College athletes need an alternative to the NCAA


Zoe Haworth

Politicians are supposed to unify, not divide

By Eric Bradach

Corruption, extortion and exploitation are nothing new to the competitive world of sports, but the big money in college-level sports has created an environment and culture that damages students’ education.

Ten individuals—including four NCAA basketball coaches and a top Adidas executive—were charged Sept. 26 with bribery and fraud by a federal prosecutor. The coaches are accused of accepting bribes to steer players to preferred financial advisers, business managers and agents. The Adidas executive is accused of arranging payments for high school athletes to secure commitments to Adidas-sponsored colleges and universities, according to a Sept. 26 press release from the Southern District of New York’s U.S. Attorney’s Office.

Unfortunately, this is not surprising given the massive profit incentives. NCAA’s 2017 March Madness basketball tournament hauled in $10.4 billion in bets, according to the American Gaming Association. Meanwhile, the 2016 64-team tournament pulled in a record $1 billion from media rights fees, ticket sales, corporate sponsorships and television ads, according to Investopedia. In 2015, NCAA’s 231 Division I schools spawned more than $9 billion in revenue, according to Business Insider.

These profits further encourage colleges and universities to push young athletes to the brink, so they spend more time on the basketball court than on their studies. Some might say it’s OK because the athletes will become millionaires after turning professional, but the odds aren’t in their favor.

According to the NCAA, only 1.1 percent of male college basketball players will become professionals based on the number of eligible and available draft picks in the NBA.

NCAA Division I teams play an average of 32 games during the regular season and could end up playing more if they qualify for the three-week-long March Madness tournament—not to mention the hours devoted to practices, summer training and traveling for away games.

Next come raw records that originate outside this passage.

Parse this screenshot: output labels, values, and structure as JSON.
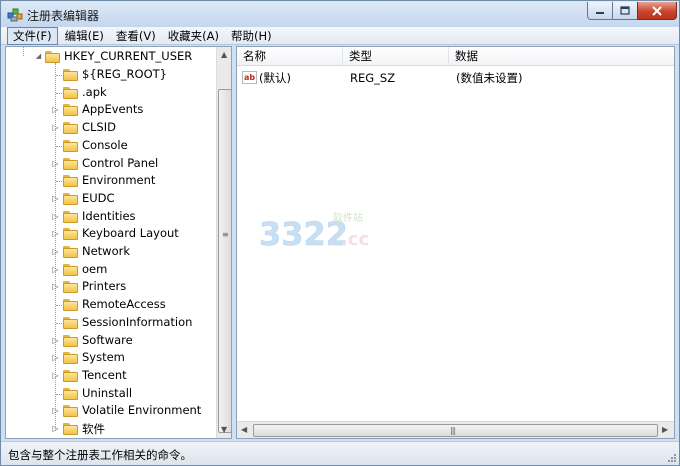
{
  "window": {
    "title": "注册表编辑器"
  },
  "menu": [
    {
      "label": "文件(F)",
      "active": true
    },
    {
      "label": "编辑(E)"
    },
    {
      "label": "查看(V)"
    },
    {
      "label": "收藏夹(A)"
    },
    {
      "label": "帮助(H)"
    }
  ],
  "tree": {
    "root": "HKEY_CURRENT_USER",
    "items": [
      {
        "label": "${REG_ROOT}",
        "expandable": false
      },
      {
        "label": ".apk",
        "expandable": false
      },
      {
        "label": "AppEvents",
        "expandable": true
      },
      {
        "label": "CLSID",
        "expandable": true
      },
      {
        "label": "Console",
        "expandable": false
      },
      {
        "label": "Control Panel",
        "expandable": true
      },
      {
        "label": "Environment",
        "expandable": false
      },
      {
        "label": "EUDC",
        "expandable": true
      },
      {
        "label": "Identities",
        "expandable": true
      },
      {
        "label": "Keyboard Layout",
        "expandable": true
      },
      {
        "label": "Network",
        "expandable": true
      },
      {
        "label": "oem",
        "expandable": true
      },
      {
        "label": "Printers",
        "expandable": true
      },
      {
        "label": "RemoteAccess",
        "expandable": false
      },
      {
        "label": "SessionInformation",
        "expandable": false
      },
      {
        "label": "Software",
        "expandable": true
      },
      {
        "label": "System",
        "expandable": true
      },
      {
        "label": "Tencent",
        "expandable": true
      },
      {
        "label": "Uninstall",
        "expandable": false
      },
      {
        "label": "Volatile Environment",
        "expandable": true
      },
      {
        "label": "软件",
        "expandable": true
      }
    ]
  },
  "list": {
    "columns": [
      "名称",
      "类型",
      "数据"
    ],
    "rows": [
      {
        "name": "(默认)",
        "type": "REG_SZ",
        "data": "(数值未设置)",
        "icon": "string-value-icon"
      }
    ]
  },
  "status": {
    "text": "包含与整个注册表工作相关的命令。"
  },
  "watermark": {
    "main": "3322.cc",
    "sub": "软件站"
  },
  "colors": {
    "accent": "#cfe0f3",
    "close_button": "#c9452c"
  }
}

Originally, college sports seemed like a saving grace for individuals who came from low-income households. They provided an opportunity for athletically gifted teens, creating a pathway to higher education and gracing a lucky few with full-ride scholarships. But now, college athlete recruiters give impressionable youths false hope only to have them work like dogs to drive their bottom line: profits. This violates their trust and robs them of their education.

If one is a college basketball—or any other college sport—fan who enjoys watching games and the social community surrounding it: great. No one should be against another’s—legal—interests and hobbies, but the massive profits in this industry have created an environment of exploitation and greed. Fans need to put the welfare of the next generation above their own pleasures. 

There comes a point when reform is no longer an option, and the culture around NCAA basketball, as this recent scandal suggests, is a precise example. The time has come to separate education and athletics at higher educational institutions.

An alternative outlet for professional sports recruiting needs to be explored. Some other route is desperately needed for college students who enjoy playing sports and would like to go pro without taking time away from their studies because, when an individual is in college, education must come first.